1. The amount of the predetermined percentage range used by the Navy will not be disclosed herein, since the Navy has explained that the range may play a role in the reevaluation and has requested that the specific figure not be disclosed.
2. Our description of the Navy's action as approximately splitting the difference between the government estimate and offerors' proposed costs is based on the Navy description of its approach, set forth below:
"One half of the difference between the [g]overnment estimate and the offeror's proposed cost [will be] added to (or subtracted from) the offer- or's estimate after first reducing or increasing the [g]overnment estimate by [the predetermined percentage] in the direction of the difference (reduce the difference) in order to establish projected cost and adjustment dollars."
3. In this regard, Moon also suggests that a recent change to the requirement to hold discussions enacted for procurements covered by Title 10 of the United States Code somehow precludes our Office from concluding that it was unreasonable for the agency to fail to hold discussions here. We find nothing in the language or legislative history of this recent change--which deleted a requirement that award based on initial proposals must be made to the lowest-priced offeror, 10 U.S.C. Sec. 2305(b)(4) as amended by the National Defense Authorization Act for Fiscal Year 1991, Pub. L. No. 101-510, Sec. 802(d)(3)(A), 104 Stat. 1485, 1589 (1990)--to establish that an agency need not conduct discussions even though it otherwise has no reasonable basis for awarding a contract.
4. See generally Trijicon, Inc., 71 Comp.Gen. 41 (1991), 91-2 CPD Para. 375, where an agency's evaluation abandoned the stated RFP evaluation scheme seeking technical merit, and instead awarded all technically acceptable proposals with a perfect score, no information was available in the evaluation materials to support a conclusion that one proposal was more advantageous to the government than any other proposal, or that an offeror was not prejudiced by the agency's evaluation.
5. Likewise, Moon's contention that Jonathan was not prejudiced because of Jonathan's relative standing compared to other offerors even before the Navy performed its cost evaluation again requires us to speculate about the results of a rational evaluation of each offeror's cost proposals.

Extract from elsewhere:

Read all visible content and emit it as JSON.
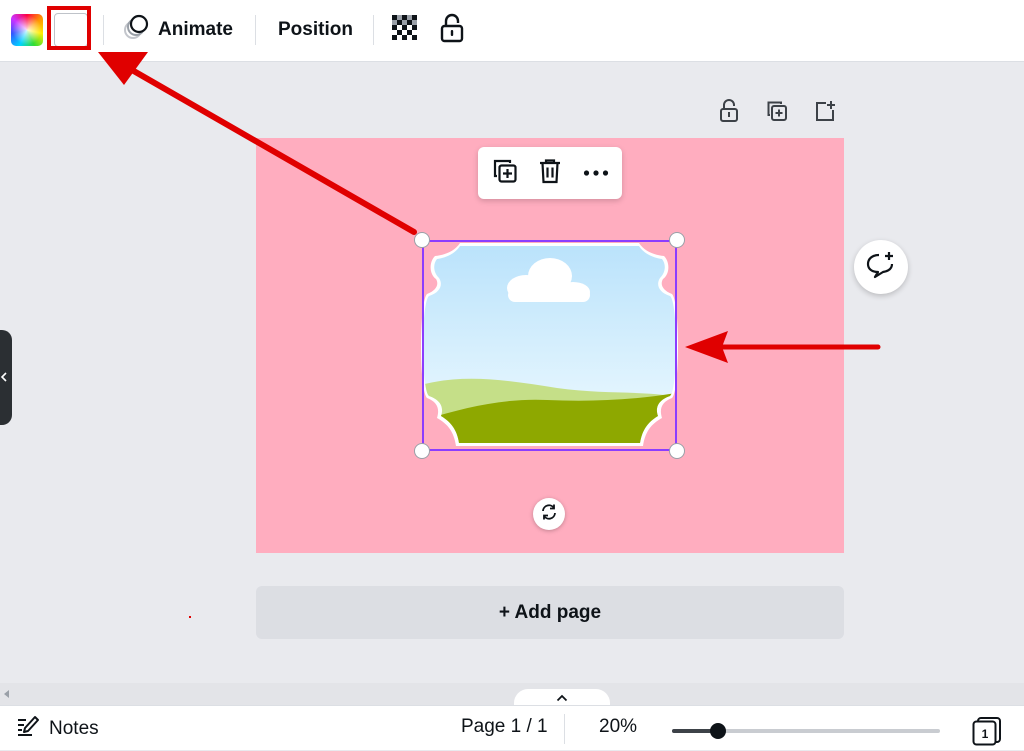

Given that all proposals were found to be technically equal and that award was made to the low cost offeror, we disagreed with the contention that neither of the protesters would have had a chance for award had the agency conducted a rational evaluation of proposed labor hours and material costs.
6. We note that Moon's argument that we erroneously concluded that there was no written record of the cost analyst's judgment as to the sufficiency of the support of the offerors labor hour and material cost estimates mischaracterizes our decision. According to Moon, the record "include[s] the contemporaneous written record of the cost analyst's judgments." Our decision explained that, in spite of the Navy's assertion that the cost analyst applied the "split the difference" formula to all contractor estimates outside of the predetermined percentage range on which she determined that the "[o]fferor's estimate is well supported with an equal probability of [g]overnment or [o]fferor being correct," there was no written record of the cost analyst's judgments on this issue. In other words, although the Navy insisted that its cost analyst only split the difference upon concluding that the contractor cost estimate was as likely to be correct as the government estimate, there was no record of these claimed individualized judgments. The cost analyst confirmed this fact at the hearing on this protest. Hearing Transcript at 36 through 39.